#### Records shown

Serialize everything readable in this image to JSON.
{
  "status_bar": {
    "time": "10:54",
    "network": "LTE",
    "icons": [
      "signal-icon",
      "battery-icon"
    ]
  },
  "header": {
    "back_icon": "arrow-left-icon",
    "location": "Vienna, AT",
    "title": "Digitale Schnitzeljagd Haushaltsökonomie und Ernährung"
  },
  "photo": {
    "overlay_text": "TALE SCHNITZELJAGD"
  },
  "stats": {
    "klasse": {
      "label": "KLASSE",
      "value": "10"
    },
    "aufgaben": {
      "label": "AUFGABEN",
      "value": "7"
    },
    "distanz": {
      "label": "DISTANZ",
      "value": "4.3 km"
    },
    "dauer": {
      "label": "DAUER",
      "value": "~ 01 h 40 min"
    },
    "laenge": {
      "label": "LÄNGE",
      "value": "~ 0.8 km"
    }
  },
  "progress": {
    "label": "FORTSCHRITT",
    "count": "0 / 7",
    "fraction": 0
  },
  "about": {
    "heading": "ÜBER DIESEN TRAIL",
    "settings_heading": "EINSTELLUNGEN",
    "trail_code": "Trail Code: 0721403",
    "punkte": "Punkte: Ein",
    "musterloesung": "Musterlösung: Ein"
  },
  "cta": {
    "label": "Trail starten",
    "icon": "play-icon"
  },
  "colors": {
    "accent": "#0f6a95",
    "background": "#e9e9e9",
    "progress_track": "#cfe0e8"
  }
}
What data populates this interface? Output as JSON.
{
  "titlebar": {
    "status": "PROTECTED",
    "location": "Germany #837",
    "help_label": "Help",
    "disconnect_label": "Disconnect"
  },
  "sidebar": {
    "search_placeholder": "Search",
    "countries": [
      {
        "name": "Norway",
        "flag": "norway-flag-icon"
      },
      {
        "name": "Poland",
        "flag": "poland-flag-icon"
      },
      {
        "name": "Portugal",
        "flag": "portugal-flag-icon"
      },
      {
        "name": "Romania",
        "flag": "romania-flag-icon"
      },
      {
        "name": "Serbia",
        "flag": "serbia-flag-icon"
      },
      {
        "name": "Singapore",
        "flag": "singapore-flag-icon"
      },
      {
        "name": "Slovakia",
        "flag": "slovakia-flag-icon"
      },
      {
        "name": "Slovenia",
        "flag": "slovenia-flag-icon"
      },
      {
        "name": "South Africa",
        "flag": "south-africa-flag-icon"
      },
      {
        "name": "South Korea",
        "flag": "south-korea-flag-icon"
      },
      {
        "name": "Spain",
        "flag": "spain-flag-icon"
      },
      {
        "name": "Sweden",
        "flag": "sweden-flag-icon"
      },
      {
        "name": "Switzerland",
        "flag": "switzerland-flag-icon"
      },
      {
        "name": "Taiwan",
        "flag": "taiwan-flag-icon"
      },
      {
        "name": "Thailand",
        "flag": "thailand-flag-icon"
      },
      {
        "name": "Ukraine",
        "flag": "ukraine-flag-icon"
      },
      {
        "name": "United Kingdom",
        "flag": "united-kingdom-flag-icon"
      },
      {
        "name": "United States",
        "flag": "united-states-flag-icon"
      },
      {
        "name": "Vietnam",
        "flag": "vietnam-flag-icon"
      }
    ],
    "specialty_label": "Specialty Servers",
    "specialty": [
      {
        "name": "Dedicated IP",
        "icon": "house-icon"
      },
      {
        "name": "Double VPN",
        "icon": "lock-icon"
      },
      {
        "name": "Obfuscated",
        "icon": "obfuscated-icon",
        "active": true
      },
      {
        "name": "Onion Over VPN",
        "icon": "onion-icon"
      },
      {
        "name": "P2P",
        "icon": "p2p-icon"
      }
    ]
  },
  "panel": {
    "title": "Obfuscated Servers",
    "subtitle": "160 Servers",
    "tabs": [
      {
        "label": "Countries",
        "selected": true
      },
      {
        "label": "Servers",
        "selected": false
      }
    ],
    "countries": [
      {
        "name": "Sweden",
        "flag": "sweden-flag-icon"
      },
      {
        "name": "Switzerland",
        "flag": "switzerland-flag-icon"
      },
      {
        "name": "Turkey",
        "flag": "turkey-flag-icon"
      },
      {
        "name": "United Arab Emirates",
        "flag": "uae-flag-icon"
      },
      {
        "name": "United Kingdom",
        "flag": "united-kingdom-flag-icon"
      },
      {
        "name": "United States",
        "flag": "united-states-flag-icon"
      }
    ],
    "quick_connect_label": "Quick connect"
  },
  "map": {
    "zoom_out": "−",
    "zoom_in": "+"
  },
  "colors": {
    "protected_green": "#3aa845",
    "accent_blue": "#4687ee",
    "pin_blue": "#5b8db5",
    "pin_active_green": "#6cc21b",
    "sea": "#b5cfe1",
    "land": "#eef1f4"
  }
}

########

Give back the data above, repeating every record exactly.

◆ Finished exercise
Serialize everything readable in this image to JSON.
{
  "status_bar": {
    "time": "10:54",
    "network": "LTE",
    "icons": [
      "signal-icon",
      "battery-icon"
    ]
  },
  "header": {
    "back_icon": "arrow-left-icon",
    "location": "Vienna, AT",
    "title": "Digitale Schnitzeljagd Haushaltsökonomie und Ernährung"
  },
  "photo": {
    "overlay_text": "TALE SCHNITZELJAGD"
  },
  "stats": {
    "klasse": {
      "label": "KLASSE",
      "value": "10"
    },
    "aufgaben": {
      "label": "AUFGABEN",
      "value": "7"
    },
    "distanz": {
      "label": "DISTANZ",
      "value": "4.3 km"
    },
    "dauer": {
      "label": "DAUER",
      "value": "~ 01 h 40 min"
    },
    "laenge": {
      "label": "LÄNGE",
      "value": "~ 0.8 km"
    }
  },
  "progress": {
    "label": "FORTSCHRITT",
    "count": "0 / 7",
    "fraction": 0
  },
  "about": {
    "heading": "ÜBER DIESEN TRAIL",
    "settings_heading": "EINSTELLUNGEN",
    "trail_code": "Trail Code: 0721403",
    "punkte": "Punkte: Ein",
    "musterloesung": "Musterlösung: Ein"
  },
  "cta": {
    "label": "Trail starten",
    "icon": "play-icon"
  },
  "colors": {
    "accent": "#0f6a95",
    "background": "#e9e9e9",
    "progress_track": "#cfe0e8"
  }
}
What data populates this interface? Output as JSON.
{
  "titlebar": {
    "status": "PROTECTED",
    "location": "Germany #837",
    "help_label": "Help",
    "disconnect_label": "Disconnect"
  },
  "sidebar": {
    "search_placeholder": "Search",
    "countries": [
      {
        "name": "Norway",
        "flag": "norway-flag-icon"
      },
      {
        "name": "Poland",
        "flag": "poland-flag-icon"
      },
      {
        "name": "Portugal",
        "flag": "portugal-flag-icon"
      },
      {
        "name": "Romania",
        "flag": "romania-flag-icon"
      },
      {
        "name": "Serbia",
        "flag": "serbia-flag-icon"
      },
      {
        "name": "Singapore",
        "flag": "singapore-flag-icon"
      },
      {
        "name": "Slovakia",
        "flag": "slovakia-flag-icon"
      },
      {
        "name": "Slovenia",
        "flag": "slovenia-flag-icon"
      },
      {
        "name": "South Africa",
        "flag": "south-africa-flag-icon"
      },
      {
        "name": "South Korea",
        "flag": "south-korea-flag-icon"
      },
      {
        "name": "Spain",
        "flag": "spain-flag-icon"
      },
      {
        "name": "Sweden",
        "flag": "sweden-flag-icon"
      },
      {
        "name": "Switzerland",
        "flag": "switzerland-flag-icon"
      },
      {
        "name": "Taiwan",
        "flag": "taiwan-flag-icon"
      },
      {
        "name": "Thailand",
        "flag": "thailand-flag-icon"
      },
      {
        "name": "Ukraine",
        "flag": "ukraine-flag-icon"
      },
      {
        "name": "United Kingdom",
        "flag": "united-kingdom-flag-icon"
      },
      {
        "name": "United States",
        "flag": "united-states-flag-icon"
      },
      {
        "name": "Vietnam",
        "flag": "vietnam-flag-icon"
      }
    ],
    "specialty_label": "Specialty Servers",
    "specialty": [
      {
        "name": "Dedicated IP",
        "icon": "house-icon"
      },
      {
        "name": "Double VPN",
        "icon": "lock-icon"
      },
      {
        "name": "Obfuscated",
        "icon": "obfuscated-icon",
        "active": true
      },
      {
        "name": "Onion Over VPN",
        "icon": "onion-icon"
      },
      {
        "name": "P2P",
        "icon": "p2p-icon"
      }
    ]
  },
  "panel": {
    "title": "Obfuscated Servers",
    "subtitle": "160 Servers",
    "tabs": [
      {
        "label": "Countries",
        "selected": true
      },
      {
        "label": "Servers",
        "selected": false
      }
    ],
    "countries": [
      {
        "name": "Sweden",
        "flag": "sweden-flag-icon"
      },
      {
        "name": "Switzerland",
        "flag": "switzerland-flag-icon"
      },
      {
        "name": "Turkey",
        "flag": "turkey-flag-icon"
      },
      {
        "name": "United Arab Emirates",
        "flag": "uae-flag-icon"
      },
      {
        "name": "United Kingdom",
        "flag": "united-kingdom-flag-icon"
      },
      {
        "name": "United States",
        "flag": "united-states-flag-icon"
      }
    ],
    "quick_connect_label": "Quick connect"
  },
  "map": {
    "zoom_out": "−",
    "zoom_in": "+"
  },
  "colors": {
    "protected_green": "#3aa845",
    "accent_blue": "#4687ee",
    "pin_blue": "#5b8db5",
    "pin_active_green": "#6cc21b",
    "sea": "#b5cfe1",
    "land": "#eef1f4"
  }
}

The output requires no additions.